A Motivational Explanation for the Existence of Private Self‐Consciousness Differences
Journal of Personality
The present article investigates whether there are motivational underpinnings for individual differences in level of private self‐consciousness The findings provide preliminary evidence that there are underlying motivational components of need for self‐knowledge and need for self‐defense In the first two studies, high private self‐conscious individuals (PRSCs) reported placing a higher value on accurate self‐knowledge than did low PRSCs (Study 2), and acted according to that value (Study 1) In Study 3, the pattern of results supported the view that low PRSCs may have a desire to avoid unpleasant self‐knowledge Our tentative conclusion is that high PRSCs may have a need for self‐knowledge that is stronger than their need to protect their self‐esteem, whereas low PRSCs may have a need for self‐defense that outweighs self‐knowledge needs Implications of these findings both for other approaches to self‐consciousness and for a better understanding of the etiology of self‐consciousness are discussed.

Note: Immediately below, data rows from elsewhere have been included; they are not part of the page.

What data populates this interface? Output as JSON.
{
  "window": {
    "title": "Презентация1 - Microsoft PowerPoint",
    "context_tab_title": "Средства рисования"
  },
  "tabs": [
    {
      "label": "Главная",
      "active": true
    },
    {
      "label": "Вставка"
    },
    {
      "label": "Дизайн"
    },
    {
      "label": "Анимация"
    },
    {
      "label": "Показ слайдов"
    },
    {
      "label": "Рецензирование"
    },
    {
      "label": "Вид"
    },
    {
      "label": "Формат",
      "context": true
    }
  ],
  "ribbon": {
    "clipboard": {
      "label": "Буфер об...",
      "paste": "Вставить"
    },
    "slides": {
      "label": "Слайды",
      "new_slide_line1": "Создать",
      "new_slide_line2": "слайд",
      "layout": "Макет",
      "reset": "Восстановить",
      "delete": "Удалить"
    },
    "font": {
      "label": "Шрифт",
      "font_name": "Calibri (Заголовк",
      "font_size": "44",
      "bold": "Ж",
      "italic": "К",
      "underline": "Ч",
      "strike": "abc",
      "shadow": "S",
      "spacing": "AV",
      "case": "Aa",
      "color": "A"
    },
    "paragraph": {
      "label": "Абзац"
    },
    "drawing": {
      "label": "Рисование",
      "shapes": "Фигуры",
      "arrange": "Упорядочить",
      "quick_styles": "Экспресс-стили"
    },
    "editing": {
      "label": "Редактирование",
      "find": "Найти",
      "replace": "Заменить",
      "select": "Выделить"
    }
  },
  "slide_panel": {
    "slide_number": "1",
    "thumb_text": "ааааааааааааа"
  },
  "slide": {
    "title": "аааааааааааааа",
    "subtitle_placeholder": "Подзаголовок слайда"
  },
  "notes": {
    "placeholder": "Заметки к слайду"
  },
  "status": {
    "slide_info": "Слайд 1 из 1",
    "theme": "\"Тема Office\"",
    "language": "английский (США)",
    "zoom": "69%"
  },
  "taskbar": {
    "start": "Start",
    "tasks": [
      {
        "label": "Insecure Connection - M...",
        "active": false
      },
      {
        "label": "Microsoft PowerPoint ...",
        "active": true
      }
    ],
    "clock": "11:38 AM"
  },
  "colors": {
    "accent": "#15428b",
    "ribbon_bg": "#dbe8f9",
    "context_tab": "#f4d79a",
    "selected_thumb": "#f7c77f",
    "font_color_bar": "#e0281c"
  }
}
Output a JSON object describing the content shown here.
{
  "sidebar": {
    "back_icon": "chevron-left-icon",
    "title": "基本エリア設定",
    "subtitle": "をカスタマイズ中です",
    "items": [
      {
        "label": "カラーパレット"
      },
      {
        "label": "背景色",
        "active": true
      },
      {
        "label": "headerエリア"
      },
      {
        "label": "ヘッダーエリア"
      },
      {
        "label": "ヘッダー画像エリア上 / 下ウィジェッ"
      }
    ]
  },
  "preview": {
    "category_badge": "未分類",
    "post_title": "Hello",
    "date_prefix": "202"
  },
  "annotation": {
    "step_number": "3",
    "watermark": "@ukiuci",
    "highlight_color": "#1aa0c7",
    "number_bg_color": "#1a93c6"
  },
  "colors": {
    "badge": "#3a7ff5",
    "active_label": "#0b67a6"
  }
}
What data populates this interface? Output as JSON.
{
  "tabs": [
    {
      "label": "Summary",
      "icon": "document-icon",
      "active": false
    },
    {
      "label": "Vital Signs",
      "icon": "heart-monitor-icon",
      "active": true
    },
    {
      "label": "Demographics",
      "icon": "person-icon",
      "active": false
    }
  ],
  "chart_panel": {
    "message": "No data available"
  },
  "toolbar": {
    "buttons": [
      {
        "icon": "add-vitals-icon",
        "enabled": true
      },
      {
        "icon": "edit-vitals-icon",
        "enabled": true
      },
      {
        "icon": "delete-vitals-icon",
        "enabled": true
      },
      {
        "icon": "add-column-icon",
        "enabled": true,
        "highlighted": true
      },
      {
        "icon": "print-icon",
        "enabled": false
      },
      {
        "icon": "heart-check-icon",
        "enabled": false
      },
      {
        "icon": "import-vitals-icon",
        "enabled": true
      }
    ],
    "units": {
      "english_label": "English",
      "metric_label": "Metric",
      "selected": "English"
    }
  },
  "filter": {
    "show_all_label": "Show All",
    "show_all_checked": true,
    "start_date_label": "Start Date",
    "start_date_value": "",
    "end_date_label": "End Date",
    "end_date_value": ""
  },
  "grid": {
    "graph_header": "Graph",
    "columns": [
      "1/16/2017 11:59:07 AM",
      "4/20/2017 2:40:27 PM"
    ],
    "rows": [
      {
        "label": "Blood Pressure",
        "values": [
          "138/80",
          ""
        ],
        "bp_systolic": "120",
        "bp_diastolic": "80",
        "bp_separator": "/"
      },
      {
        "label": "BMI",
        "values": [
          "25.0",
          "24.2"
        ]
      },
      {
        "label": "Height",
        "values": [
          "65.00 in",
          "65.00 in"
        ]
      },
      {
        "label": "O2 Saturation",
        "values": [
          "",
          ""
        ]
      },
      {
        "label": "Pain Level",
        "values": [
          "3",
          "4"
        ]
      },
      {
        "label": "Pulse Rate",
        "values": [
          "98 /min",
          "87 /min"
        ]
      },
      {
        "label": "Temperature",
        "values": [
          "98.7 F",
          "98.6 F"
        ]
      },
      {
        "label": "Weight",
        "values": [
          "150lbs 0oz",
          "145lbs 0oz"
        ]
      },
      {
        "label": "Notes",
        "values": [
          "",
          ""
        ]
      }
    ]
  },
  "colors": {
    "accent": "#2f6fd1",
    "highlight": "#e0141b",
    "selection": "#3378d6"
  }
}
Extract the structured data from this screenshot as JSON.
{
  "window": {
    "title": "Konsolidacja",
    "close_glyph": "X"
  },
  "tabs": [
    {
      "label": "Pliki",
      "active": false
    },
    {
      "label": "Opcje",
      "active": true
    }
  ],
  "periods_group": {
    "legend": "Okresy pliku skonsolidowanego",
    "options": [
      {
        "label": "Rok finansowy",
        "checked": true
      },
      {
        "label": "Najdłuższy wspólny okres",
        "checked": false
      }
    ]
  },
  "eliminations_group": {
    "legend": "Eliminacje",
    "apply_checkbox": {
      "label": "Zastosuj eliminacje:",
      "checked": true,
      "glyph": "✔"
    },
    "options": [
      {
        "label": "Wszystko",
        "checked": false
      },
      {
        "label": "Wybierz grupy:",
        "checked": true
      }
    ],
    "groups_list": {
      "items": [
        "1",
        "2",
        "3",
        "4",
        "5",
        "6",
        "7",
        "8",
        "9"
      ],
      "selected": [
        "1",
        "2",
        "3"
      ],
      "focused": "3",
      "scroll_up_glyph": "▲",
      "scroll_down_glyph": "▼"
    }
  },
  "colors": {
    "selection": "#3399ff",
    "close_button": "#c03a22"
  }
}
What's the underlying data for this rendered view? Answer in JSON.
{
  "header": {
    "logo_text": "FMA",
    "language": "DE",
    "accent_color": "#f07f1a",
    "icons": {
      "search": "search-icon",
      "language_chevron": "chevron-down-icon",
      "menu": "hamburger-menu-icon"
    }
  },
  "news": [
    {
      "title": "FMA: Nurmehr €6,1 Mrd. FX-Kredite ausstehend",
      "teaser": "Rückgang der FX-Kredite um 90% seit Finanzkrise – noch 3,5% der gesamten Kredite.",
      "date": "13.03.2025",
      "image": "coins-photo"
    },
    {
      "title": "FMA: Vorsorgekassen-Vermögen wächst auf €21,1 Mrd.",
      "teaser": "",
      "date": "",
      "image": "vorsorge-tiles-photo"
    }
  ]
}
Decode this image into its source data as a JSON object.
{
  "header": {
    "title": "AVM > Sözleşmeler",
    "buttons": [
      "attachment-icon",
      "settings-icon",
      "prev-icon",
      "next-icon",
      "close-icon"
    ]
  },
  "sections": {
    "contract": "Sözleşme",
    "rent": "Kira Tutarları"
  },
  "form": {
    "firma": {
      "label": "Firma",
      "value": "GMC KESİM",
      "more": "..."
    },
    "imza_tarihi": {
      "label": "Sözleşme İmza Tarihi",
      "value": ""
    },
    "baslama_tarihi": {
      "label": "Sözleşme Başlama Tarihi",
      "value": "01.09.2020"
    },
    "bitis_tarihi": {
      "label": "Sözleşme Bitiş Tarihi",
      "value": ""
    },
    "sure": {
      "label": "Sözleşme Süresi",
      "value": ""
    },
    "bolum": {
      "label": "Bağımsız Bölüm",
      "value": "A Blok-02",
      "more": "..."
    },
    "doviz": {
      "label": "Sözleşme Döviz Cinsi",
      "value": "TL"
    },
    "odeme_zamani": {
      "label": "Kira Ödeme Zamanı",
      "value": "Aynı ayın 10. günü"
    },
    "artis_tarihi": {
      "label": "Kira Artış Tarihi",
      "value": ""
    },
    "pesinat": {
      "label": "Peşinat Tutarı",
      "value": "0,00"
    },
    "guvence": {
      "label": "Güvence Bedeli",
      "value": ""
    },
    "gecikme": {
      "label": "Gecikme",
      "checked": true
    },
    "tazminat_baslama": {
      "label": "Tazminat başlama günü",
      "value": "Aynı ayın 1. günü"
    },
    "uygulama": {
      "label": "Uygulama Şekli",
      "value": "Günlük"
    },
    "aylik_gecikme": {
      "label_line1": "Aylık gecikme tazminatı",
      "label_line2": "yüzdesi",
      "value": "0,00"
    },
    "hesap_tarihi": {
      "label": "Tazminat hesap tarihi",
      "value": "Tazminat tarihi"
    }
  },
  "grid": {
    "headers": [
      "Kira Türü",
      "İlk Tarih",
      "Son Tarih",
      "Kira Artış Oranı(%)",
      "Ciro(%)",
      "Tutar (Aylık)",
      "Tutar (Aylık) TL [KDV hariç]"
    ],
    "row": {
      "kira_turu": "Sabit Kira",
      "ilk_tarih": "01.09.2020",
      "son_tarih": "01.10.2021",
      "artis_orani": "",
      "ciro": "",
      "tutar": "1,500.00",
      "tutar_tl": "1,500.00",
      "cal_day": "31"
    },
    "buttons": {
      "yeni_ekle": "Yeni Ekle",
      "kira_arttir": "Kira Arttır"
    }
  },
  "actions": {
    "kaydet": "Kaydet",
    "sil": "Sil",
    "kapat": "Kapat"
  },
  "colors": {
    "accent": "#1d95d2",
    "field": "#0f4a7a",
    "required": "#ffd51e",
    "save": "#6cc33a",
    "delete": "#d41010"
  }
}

Franzoi, Stephen L.; Davis, Mark H.; and Markwiese, Barbara, "A Motivational Explanation for the Existence of Private Self‐Consciousness Differences" (1990). Psychology Faculty Research and Publications. 412.
Journal of Personality, Vol. 58, No. 4 (December 1990): 641-659. DOI.